The number of burials in Cape Town has significantly increased from over 300 in a week towards the end of June to 483 in the last week.
This is according to a statement issued by the City of Cape Town, which said that during the last week, Klip Road cemetery in Grassy Park had 151 burials, Maitland saw 126 while Welmoed cemetery had 76.
The nearly 500 burials in the last week are a stark reminder of the need for continued vigilance as Cape Town grapples with the impact of a third wave of Covid-19 infections
— City of Cape Town (@CityofCT) July 20, 2021
The city’s mayoral committee member for Community Services and Health, councillor Zahid Badroodien cautioned that, “The increase in burials underscores the increase in Covid-19 infections and fatalities since the start of the third wave. For the moment, our cemeteries are able to cope with the increased demand, but we renew our appeal to residents to please consider burials on weekdays and where possible, to consider alternatives to burial.”
“We also ask that funeral organisers be mindful of the current regulations in terms of the number of attendees and time allowed at the cemetery. In recent weeks, the City’s Environmental Health Practitioners have expressed concern about the non-adherence to regulations at funerals.
“While memorial work can still continue if the relevant permits have been secured, unveiling ceremonies cannot be accommodated until further notice,” Badroodien added.
Meanwhile, the Western Cape reported 31 330 active Covid-19 infections, with a total number 367 827 confirmed cases and 322 448 recoveries as of Tuesday, July 20, as the latest provincial report indicates.
Here’s a breakdown of the province’s COVID-19 statistics:
- Total number of COVID-19 cases to date 367 827
- Total recoveries 322 448
- Total deaths 14 049

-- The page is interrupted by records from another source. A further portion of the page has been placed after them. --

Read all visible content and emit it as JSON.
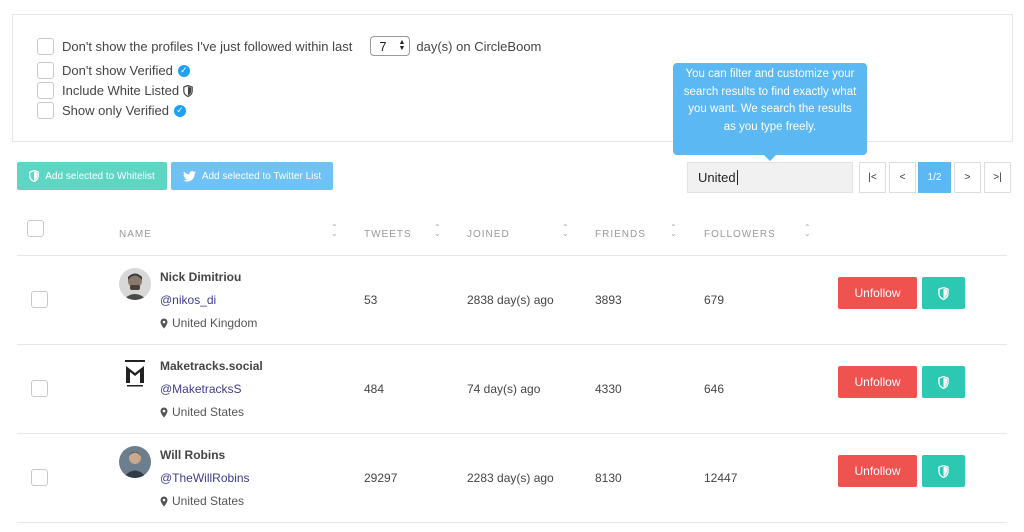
{
  "filters": {
    "hide_followed_prefix": "Don't show the profiles I've just followed within last",
    "days_value": "7",
    "hide_followed_suffix": "day(s) on CircleBoom",
    "dont_show_verified": "Don't show Verified",
    "include_whitelisted": "Include White Listed",
    "show_only_verified": "Show only Verified"
  },
  "tooltip": {
    "text": "You can filter and customize your search results to find exactly what you want. We search the results as you type freely."
  },
  "actions": {
    "whitelist": "Add selected to Whitelist",
    "twitter_list": "Add selected to Twitter List"
  },
  "search": {
    "value": "United"
  },
  "pagination": {
    "first": "|<",
    "prev": "<",
    "current": "1/2",
    "next": ">",
    "last": ">|"
  },
  "table": {
    "headers": {
      "name": "NAME",
      "tweets": "TWEETS",
      "joined": "JOINED",
      "friends": "FRIENDS",
      "followers": "FOLLOWERS"
    },
    "unfollow_label": "Unfollow",
    "rows": [
      {
        "name": "Nick Dimitriou",
        "handle": "@nikos_di",
        "location": "United Kingdom",
        "tweets": "53",
        "joined": "2838 day(s) ago",
        "friends": "3893",
        "followers": "679"
      },
      {
        "name": "Maketracks.social",
        "handle": "@MaketracksS",
        "location": "United States",
        "tweets": "484",
        "joined": "74 day(s) ago",
        "friends": "4330",
        "followers": "646"
      },
      {
        "name": "Will Robins",
        "handle": "@TheWillRobins",
        "location": "United States",
        "tweets": "29297",
        "joined": "2283 day(s) ago",
        "friends": "8130",
        "followers": "12447"
      }
    ]
  },
  "colors": {
    "accent": "#5bb8f2",
    "unfollow": "#f0524f",
    "whitelist": "#2cc8b2",
    "verified": "#1da1f2"
  }
}
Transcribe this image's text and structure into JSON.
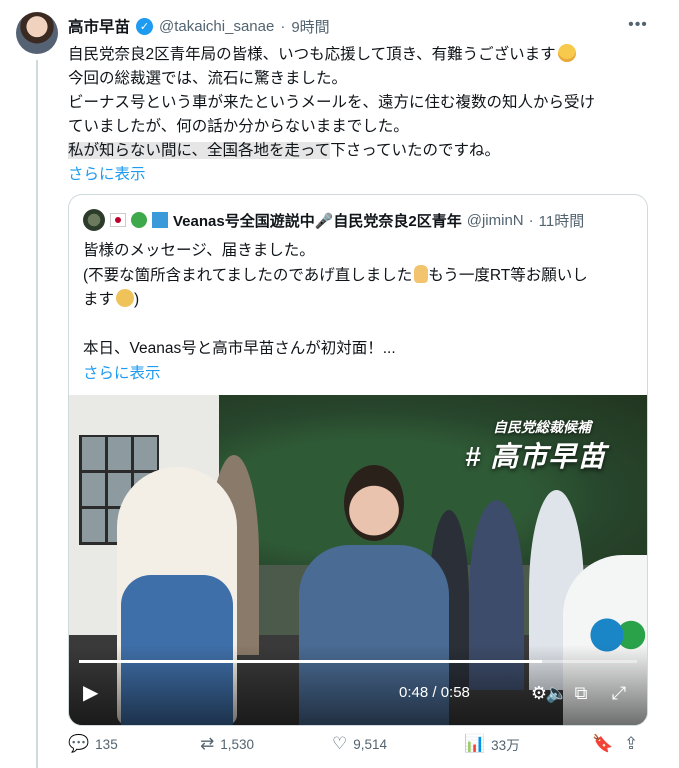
{
  "author": {
    "display_name": "高市早苗",
    "handle": "@takaichi_sanae",
    "separator": "·",
    "time_ago": "9時間",
    "verified_icon": "verified-badge-icon"
  },
  "tweet": {
    "lines": [
      "自民党奈良2区青年局の皆様、いつも応援して頂き、有難うございます",
      "今回の総裁選では、流石に驚きました。",
      "ビーナス号という車が来たというメールを、遠方に住む複数の知人から受け",
      "ていましたが、何の話か分からないままでした。"
    ],
    "highlight_part": "私が知らない間に、全国各地を走って",
    "rest_part": "下さっていたのですね。",
    "show_more": "さらに表示"
  },
  "quote": {
    "display_name": "Veanas号全国遊説中🎤自民党奈良2区青年",
    "handle": "@jiminN",
    "separator": "·",
    "time_ago": "11時間",
    "lines": [
      "皆様のメッセージ、届きました。",
      "(不要な箇所含まれてましたのであげ直しました",
      "もう一度RT等お願いし",
      "ます",
      ")",
      "",
      "本日、Veanas号と高市早苗さんが初対面！..."
    ],
    "show_more": "さらに表示",
    "video": {
      "overlay_subtitle": "自民党総裁候補",
      "overlay_title": "# 高市早苗",
      "time_display": "0:48 / 0:58",
      "progress_fraction": 0.83,
      "play_icon": "play-icon",
      "volume_icon": "volume-icon",
      "settings_icon": "settings-icon",
      "pip_icon": "picture-in-picture-icon",
      "fullscreen_icon": "fullscreen-icon"
    }
  },
  "actions": {
    "replies": "135",
    "retweets": "1,530",
    "likes": "9,514",
    "views": "33万"
  }
}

- Total active cases (currently infected patients) 31 330
- Tests conducted 1 940 168
- Hospitalisations 2880 of which 646 are in high care or ICU